• [Problem requirements]: Would you print the records below without changing anything?

• [Material for the task]:
=== Section Start ===

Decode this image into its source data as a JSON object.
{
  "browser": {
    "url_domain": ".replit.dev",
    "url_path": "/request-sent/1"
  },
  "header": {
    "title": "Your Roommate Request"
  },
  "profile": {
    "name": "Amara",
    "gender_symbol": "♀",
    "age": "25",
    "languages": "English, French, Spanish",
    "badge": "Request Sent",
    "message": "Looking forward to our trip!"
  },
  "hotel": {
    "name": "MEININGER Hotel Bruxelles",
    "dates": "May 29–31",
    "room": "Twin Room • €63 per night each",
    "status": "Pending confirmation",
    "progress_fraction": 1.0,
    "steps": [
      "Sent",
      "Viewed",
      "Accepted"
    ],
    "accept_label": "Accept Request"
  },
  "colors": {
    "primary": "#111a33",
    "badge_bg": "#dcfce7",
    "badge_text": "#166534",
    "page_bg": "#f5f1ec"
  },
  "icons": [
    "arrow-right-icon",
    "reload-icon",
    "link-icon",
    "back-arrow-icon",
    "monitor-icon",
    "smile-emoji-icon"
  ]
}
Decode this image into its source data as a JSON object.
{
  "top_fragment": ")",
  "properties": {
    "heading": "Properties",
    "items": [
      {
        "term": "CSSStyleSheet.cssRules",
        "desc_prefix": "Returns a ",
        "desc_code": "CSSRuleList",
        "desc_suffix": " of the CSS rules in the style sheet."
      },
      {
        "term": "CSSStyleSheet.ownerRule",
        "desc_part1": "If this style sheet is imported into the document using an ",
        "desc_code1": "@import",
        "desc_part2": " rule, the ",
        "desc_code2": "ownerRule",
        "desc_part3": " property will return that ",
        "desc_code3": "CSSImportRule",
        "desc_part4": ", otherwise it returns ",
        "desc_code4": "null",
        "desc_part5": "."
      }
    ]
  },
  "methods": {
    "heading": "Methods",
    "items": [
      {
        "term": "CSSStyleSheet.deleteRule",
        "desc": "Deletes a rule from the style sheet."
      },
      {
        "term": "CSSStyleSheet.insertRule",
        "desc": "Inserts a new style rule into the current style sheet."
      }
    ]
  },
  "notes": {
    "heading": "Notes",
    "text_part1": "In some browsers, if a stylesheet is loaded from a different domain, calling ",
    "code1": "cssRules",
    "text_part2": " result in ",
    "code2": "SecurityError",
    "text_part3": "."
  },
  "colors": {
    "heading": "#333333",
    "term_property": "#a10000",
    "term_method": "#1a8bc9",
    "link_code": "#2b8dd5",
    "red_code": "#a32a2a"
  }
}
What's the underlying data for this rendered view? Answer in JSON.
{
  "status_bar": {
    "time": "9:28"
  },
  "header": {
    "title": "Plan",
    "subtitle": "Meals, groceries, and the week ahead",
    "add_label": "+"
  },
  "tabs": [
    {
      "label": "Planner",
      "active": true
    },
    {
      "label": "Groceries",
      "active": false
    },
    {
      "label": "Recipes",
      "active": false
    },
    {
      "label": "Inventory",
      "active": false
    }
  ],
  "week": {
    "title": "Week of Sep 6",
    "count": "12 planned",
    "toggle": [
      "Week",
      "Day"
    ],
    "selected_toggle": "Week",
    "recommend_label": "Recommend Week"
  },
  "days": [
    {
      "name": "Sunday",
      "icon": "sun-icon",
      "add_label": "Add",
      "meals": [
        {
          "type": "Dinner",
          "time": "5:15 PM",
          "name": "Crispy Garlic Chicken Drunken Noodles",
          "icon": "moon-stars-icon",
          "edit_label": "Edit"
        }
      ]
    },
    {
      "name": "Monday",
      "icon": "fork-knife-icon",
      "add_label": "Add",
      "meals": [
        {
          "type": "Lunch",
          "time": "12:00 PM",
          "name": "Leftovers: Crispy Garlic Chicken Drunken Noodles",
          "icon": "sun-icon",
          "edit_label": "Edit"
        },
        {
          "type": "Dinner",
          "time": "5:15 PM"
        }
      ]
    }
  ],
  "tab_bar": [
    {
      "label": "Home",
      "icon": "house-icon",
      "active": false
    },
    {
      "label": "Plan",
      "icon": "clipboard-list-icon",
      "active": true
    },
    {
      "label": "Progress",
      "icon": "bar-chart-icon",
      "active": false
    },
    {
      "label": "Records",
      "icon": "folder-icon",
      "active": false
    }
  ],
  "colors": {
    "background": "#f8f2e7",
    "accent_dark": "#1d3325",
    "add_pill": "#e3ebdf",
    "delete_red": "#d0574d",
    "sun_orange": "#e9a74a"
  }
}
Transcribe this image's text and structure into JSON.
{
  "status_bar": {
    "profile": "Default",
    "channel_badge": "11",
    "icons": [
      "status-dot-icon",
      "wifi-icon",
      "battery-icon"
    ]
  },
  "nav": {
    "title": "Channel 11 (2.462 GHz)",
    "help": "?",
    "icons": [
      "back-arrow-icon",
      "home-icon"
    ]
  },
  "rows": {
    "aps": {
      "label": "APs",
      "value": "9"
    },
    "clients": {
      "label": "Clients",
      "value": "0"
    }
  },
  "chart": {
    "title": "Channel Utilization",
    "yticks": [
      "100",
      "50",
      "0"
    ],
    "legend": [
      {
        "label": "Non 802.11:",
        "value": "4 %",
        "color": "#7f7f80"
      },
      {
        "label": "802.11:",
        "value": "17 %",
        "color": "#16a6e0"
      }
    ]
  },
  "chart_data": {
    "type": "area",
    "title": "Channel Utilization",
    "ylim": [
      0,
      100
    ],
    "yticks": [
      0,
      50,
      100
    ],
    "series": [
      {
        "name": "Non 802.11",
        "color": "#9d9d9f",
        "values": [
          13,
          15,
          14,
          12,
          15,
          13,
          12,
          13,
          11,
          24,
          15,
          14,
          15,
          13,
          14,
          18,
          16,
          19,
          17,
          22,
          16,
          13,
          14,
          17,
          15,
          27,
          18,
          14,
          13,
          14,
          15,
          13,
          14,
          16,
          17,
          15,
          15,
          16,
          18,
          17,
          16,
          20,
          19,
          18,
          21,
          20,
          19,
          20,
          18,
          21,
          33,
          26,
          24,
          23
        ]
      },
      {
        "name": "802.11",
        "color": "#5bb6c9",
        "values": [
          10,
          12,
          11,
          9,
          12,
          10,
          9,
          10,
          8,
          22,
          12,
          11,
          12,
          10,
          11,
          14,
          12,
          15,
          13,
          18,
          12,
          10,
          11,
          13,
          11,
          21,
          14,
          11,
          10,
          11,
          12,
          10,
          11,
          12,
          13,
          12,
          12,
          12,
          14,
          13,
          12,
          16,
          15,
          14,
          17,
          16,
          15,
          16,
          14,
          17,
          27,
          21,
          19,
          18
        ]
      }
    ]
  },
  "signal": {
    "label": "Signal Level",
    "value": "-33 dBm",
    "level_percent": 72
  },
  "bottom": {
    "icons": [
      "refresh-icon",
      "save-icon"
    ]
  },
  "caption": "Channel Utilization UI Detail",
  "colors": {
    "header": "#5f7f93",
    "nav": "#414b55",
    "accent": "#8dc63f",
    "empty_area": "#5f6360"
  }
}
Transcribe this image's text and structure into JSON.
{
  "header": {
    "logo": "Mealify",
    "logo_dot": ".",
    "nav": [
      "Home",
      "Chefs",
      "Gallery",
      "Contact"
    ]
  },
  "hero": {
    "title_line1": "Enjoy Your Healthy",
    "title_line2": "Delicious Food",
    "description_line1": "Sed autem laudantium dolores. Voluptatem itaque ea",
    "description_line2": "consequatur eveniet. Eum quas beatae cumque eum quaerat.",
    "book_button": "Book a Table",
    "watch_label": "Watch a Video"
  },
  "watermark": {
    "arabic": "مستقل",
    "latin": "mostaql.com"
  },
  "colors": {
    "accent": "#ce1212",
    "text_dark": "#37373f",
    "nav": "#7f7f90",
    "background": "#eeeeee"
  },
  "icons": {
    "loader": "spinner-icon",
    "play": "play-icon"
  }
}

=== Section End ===

• [Answer to this problem]:
Decode this image into its source data as a JSON object.
{
  "browser": {
    "url_domain": ".replit.dev",
    "url_path": "/request-sent/1"
  },
  "header": {
    "title": "Your Roommate Request"
  },
  "profile": {
    "name": "Amara",
    "gender_symbol": "♀",
    "age": "25",
    "languages": "English, French, Spanish",
    "badge": "Request Sent",
    "message": "Looking forward to our trip!"
  },
  "hotel": {
    "name": "MEININGER Hotel Bruxelles",
    "dates": "May 29–31",
    "room": "Twin Room • €63 per night each",
    "status": "Pending confirmation",
    "progress_fraction": 1.0,
    "steps": [
      "Sent",
      "Viewed",
      "Accepted"
    ],
    "accept_label": "Accept Request"
  },
  "colors": {
    "primary": "#111a33",
    "badge_bg": "#dcfce7",
    "badge_text": "#166534",
    "page_bg": "#f5f1ec"
  },
  "icons": [
    "arrow-right-icon",
    "reload-icon",
    "link-icon",
    "back-arrow-icon",
    "monitor-icon",
    "smile-emoji-icon"
  ]
}
Decode this image into its source data as a JSON object.
{
  "top_fragment": ")",
  "properties": {
    "heading": "Properties",
    "items": [
      {
        "term": "CSSStyleSheet.cssRules",
        "desc_prefix": "Returns a ",
        "desc_code": "CSSRuleList",
        "desc_suffix": " of the CSS rules in the style sheet."
      },
      {
        "term": "CSSStyleSheet.ownerRule",
        "desc_part1": "If this style sheet is imported into the document using an ",
        "desc_code1": "@import",
        "desc_part2": " rule, the ",
        "desc_code2": "ownerRule",
        "desc_part3": " property will return that ",
        "desc_code3": "CSSImportRule",
        "desc_part4": ", otherwise it returns ",
        "desc_code4": "null",
        "desc_part5": "."
      }
    ]
  },
  "methods": {
    "heading": "Methods",
    "items": [
      {
        "term": "CSSStyleSheet.deleteRule",
        "desc": "Deletes a rule from the style sheet."
      },
      {
        "term": "CSSStyleSheet.insertRule",
        "desc": "Inserts a new style rule into the current style sheet."
      }
    ]
  },
  "notes": {
    "heading": "Notes",
    "text_part1": "In some browsers, if a stylesheet is loaded from a different domain, calling ",
    "code1": "cssRules",
    "text_part2": " result in ",
    "code2": "SecurityError",
    "text_part3": "."
  },
  "colors": {
    "heading": "#333333",
    "term_property": "#a10000",
    "term_method": "#1a8bc9",
    "link_code": "#2b8dd5",
    "red_code": "#a32a2a"
  }
}
What's the underlying data for this rendered view? Answer in JSON.
{
  "status_bar": {
    "time": "9:28"
  },
  "header": {
    "title": "Plan",
    "subtitle": "Meals, groceries, and the week ahead",
    "add_label": "+"
  },
  "tabs": [
    {
      "label": "Planner",
      "active": true
    },
    {
      "label": "Groceries",
      "active": false
    },
    {
      "label": "Recipes",
      "active": false
    },
    {
      "label": "Inventory",
      "active": false
    }
  ],
  "week": {
    "title": "Week of Sep 6",
    "count": "12 planned",
    "toggle": [
      "Week",
      "Day"
    ],
    "selected_toggle": "Week",
    "recommend_label": "Recommend Week"
  },
  "days": [
    {
      "name": "Sunday",
      "icon": "sun-icon",
      "add_label": "Add",
      "meals": [
        {
          "type": "Dinner",
          "time": "5:15 PM",
          "name": "Crispy Garlic Chicken Drunken Noodles",
          "icon": "moon-stars-icon",
          "edit_label": "Edit"
        }
      ]
    },
    {
      "name": "Monday",
      "icon": "fork-knife-icon",
      "add_label": "Add",
      "meals": [
        {
          "type": "Lunch",
          "time": "12:00 PM",
          "name": "Leftovers: Crispy Garlic Chicken Drunken Noodles",
          "icon": "sun-icon",
          "edit_label": "Edit"
        },
        {
          "type": "Dinner",
          "time": "5:15 PM"
        }
      ]
    }
  ],
  "tab_bar": [
    {
      "label": "Home",
      "icon": "house-icon",
      "active": false
    },
    {
      "label": "Plan",
      "icon": "clipboard-list-icon",
      "active": true
    },
    {
      "label": "Progress",
      "icon": "bar-chart-icon",
      "active": false
    },
    {
      "label": "Records",
      "icon": "folder-icon",
      "active": false
    }
  ],
  "colors": {
    "background": "#f8f2e7",
    "accent_dark": "#1d3325",
    "add_pill": "#e3ebdf",
    "delete_red": "#d0574d",
    "sun_orange": "#e9a74a"
  }
}
Transcribe this image's text and structure into JSON.
{
  "status_bar": {
    "profile": "Default",
    "channel_badge": "11",
    "icons": [
      "status-dot-icon",
      "wifi-icon",
      "battery-icon"
    ]
  },
  "nav": {
    "title": "Channel 11 (2.462 GHz)",
    "help": "?",
    "icons": [
      "back-arrow-icon",
      "home-icon"
    ]
  },
  "rows": {
    "aps": {
      "label": "APs",
      "value": "9"
    },
    "clients": {
      "label": "Clients",
      "value": "0"
    }
  },
  "chart": {
    "title": "Channel Utilization",
    "yticks": [
      "100",
      "50",
      "0"
    ],
    "legend": [
      {
        "label": "Non 802.11:",
        "value": "4 %",
        "color": "#7f7f80"
      },
      {
        "label": "802.11:",
        "value": "17 %",
        "color": "#16a6e0"
      }
    ]
  },
  "chart_data": {
    "type": "area",
    "title": "Channel Utilization",
    "ylim": [
      0,
      100
    ],
    "yticks": [
      0,
      50,
      100
    ],
    "series": [
      {
        "name": "Non 802.11",
        "color": "#9d9d9f",
        "values": [
          13,
          15,
          14,
          12,
          15,
          13,
          12,
          13,
          11,
          24,
          15,
          14,
          15,
          13,
          14,
          18,
          16,
          19,
          17,
          22,
          16,
          13,
          14,
          17,
          15,
          27,
          18,
          14,
          13,
          14,
          15,
          13,
          14,
          16,
          17,
          15,
          15,
          16,
          18,
          17,
          16,
          20,
          19,
          18,
          21,
          20,
          19,
          20,
          18,
          21,
          33,
          26,
          24,
          23
        ]
      },
      {
        "name": "802.11",
        "color": "#5bb6c9",
        "values": [
          10,
          12,
          11,
          9,
          12,
          10,
          9,
          10,
          8,
          22,
          12,
          11,
          12,
          10,
          11,
          14,
          12,
          15,
          13,
          18,
          12,
          10,
          11,
          13,
          11,
          21,
          14,
          11,
          10,
          11,
          12,
          10,
          11,
          12,
          13,
          12,
          12,
          12,
          14,
          13,
          12,
          16,
          15,
          14,
          17,
          16,
          15,
          16,
          14,
          17,
          27,
          21,
          19,
          18
        ]
      }
    ]
  },
  "signal": {
    "label": "Signal Level",
    "value": "-33 dBm",
    "level_percent": 72
  },
  "bottom": {
    "icons": [
      "refresh-icon",
      "save-icon"
    ]
  },
  "caption": "Channel Utilization UI Detail",
  "colors": {
    "header": "#5f7f93",
    "nav": "#414b55",
    "accent": "#8dc63f",
    "empty_area": "#5f6360"
  }
}
Transcribe this image's text and structure into JSON.
{
  "header": {
    "logo": "Mealify",
    "logo_dot": ".",
    "nav": [
      "Home",
      "Chefs",
      "Gallery",
      "Contact"
    ]
  },
  "hero": {
    "title_line1": "Enjoy Your Healthy",
    "title_line2": "Delicious Food",
    "description_line1": "Sed autem laudantium dolores. Voluptatem itaque ea",
    "description_line2": "consequatur eveniet. Eum quas beatae cumque eum quaerat.",
    "book_button": "Book a Table",
    "watch_label": "Watch a Video"
  },
  "watermark": {
    "arabic": "مستقل",
    "latin": "mostaql.com"
  },
  "colors": {
    "accent": "#ce1212",
    "text_dark": "#37373f",
    "nav": "#7f7f90",
    "background": "#eeeeee"
  },
  "icons": {
    "loader": "spinner-icon",
    "play": "play-icon"
  }
}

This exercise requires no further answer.